If used correctly, internal links can optimize a website by sending page authority to specific pages. Unlike external links, it’s fine to use exact match keywords within anchor text, however it’s best not to seem spammy and always use the same anchor text all the time.

Internal links can be used to optimize the pages you’d like to get the most visibility. For example, it would beneficial to link anchor text inside a blog post to a service page mentioned in the article.

Internal Sitelink Tips:

  • Don’t use the same anchor text for two different pages
  • Internal links at the top of the page can increase time on site and decrease bounce rate which can both contribute to better search ranking
  • Install an HTML sitemap which can help with internal linking
  • Link strategically from the homepage
  • Avoid automated tools for internal linking

7. Canonical Tags

A Canonical tag is a used to let search engines know the specific URL to be used in the search results and prevents duplicate content issues.

Duplicate content is often caused unknowingly by web designers and can cause a host of SEO issues such as diluting a websites ranking ability. Using canonicalization helps control duplicate content.

Search engines may see your website in the following ways:

  • https://domain.com
  • https://www.domain.com
  • http://domain.com/index.php
  • https://domain.com/

Of course to most people they would all represent the same page but to search engines they can be treated as separate and unique pages.

To find out if the canonical tag has been set for your website, right click on your home page and select view source then search for rel=”canonical”. For this website you’ll see the canonical URL is set to the following:

WordPress uses the websites address as the default canonical URL. Any other variations of the domain will be redirected to the set canonical URL.

8. Schema.org Markup

Often called Schema or structured data, this semantic definition of tags (or microdata) allows you to improve the way search engines understand your website.

Schema was created in collaboration with Google, Bing, Yandex and Yahoo to help search engines understand content and provide improved search results.

Rich snippets use data from Schema to enhance search results. So rather than simply displaying a title and description, they may also include images, ratings and other data which can improve visibility and click-through-rates.

Schema Example:

To test your websites Schema, use the following Google Structured Data testing tool.

Structured data can be used to mark up different types of items including:
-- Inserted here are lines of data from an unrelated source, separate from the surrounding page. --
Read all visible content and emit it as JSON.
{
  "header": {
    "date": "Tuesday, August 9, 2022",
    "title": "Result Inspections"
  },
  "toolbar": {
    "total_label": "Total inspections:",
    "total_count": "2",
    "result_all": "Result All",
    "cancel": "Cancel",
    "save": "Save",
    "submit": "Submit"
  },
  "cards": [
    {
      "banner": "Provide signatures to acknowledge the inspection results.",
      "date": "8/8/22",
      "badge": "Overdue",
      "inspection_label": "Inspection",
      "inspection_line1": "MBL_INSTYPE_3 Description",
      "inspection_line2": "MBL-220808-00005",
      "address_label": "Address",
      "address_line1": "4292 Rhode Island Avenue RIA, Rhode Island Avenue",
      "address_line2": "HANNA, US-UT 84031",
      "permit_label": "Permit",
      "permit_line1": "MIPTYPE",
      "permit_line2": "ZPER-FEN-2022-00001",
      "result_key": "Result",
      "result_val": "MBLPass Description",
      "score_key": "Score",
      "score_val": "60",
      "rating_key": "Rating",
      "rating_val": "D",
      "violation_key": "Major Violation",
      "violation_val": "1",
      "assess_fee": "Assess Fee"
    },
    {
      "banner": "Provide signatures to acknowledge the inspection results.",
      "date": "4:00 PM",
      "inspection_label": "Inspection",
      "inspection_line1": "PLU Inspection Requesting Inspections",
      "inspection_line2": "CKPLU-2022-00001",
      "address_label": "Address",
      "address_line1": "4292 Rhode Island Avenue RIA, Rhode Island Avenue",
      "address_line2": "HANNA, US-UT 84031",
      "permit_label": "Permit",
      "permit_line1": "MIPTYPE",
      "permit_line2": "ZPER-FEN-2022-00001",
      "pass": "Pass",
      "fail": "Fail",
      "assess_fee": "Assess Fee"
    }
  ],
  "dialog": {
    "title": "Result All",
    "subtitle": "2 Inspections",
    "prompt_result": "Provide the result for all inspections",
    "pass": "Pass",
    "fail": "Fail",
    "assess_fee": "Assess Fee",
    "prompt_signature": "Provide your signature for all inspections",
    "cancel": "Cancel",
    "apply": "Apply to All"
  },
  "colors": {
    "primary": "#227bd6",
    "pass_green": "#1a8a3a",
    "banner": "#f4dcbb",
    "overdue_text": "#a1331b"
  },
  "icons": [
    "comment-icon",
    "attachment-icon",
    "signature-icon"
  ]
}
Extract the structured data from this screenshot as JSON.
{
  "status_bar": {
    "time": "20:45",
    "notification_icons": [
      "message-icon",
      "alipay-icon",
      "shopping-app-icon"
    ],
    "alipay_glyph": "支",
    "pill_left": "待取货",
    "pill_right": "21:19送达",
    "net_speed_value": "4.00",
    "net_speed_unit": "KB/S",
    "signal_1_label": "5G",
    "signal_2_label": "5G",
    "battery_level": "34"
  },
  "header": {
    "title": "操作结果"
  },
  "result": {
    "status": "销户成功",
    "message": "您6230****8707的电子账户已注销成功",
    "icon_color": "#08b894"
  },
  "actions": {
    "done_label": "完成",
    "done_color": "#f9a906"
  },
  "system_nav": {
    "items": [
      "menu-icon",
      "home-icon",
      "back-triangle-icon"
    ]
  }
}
  • Products
  • Recipes
  • Organizations
  • People
  • Places
  • Events
  • and more!

Whether schema can affect search rankings is up for debate, however it can certainly make listings stand out and improve click-through-rate which by some SEO’s can improve search rankings.

Schema is certainly ignored by many SEO experts due to lack of technical expertise and often lacked by web designers due to lack of SEO knowledge.

If your website is developed in WordPress, there are several plugins available which allow adding Schema to individual pages easy.

Using Screaming Frog’s SEO Software for HTML & SEO Elements

Sceaming Frog Website Crawler

Screaming Frog is a handy tool for crawling your website and identifying HTML and SEO issues including:

  • Analyze Page Titles and Meta Data
  • Find Broken Links
  • Find Duplicate Content
  • Audit Redirects
  • and more!

If you’ve downloaded the software already, it’s easy to use. Simply enter your domain in the top search and hit the “start” button. After a few minutes it will provide results below into a table which can be exported as a CSV however table headings can be sorted using the software. The tabs at the top can be toggled to analyze select page elements along with a a right sidebar.

Final Thoughts

By implementing the following HTML elements on a website you can improve your websites user experience and search ranking.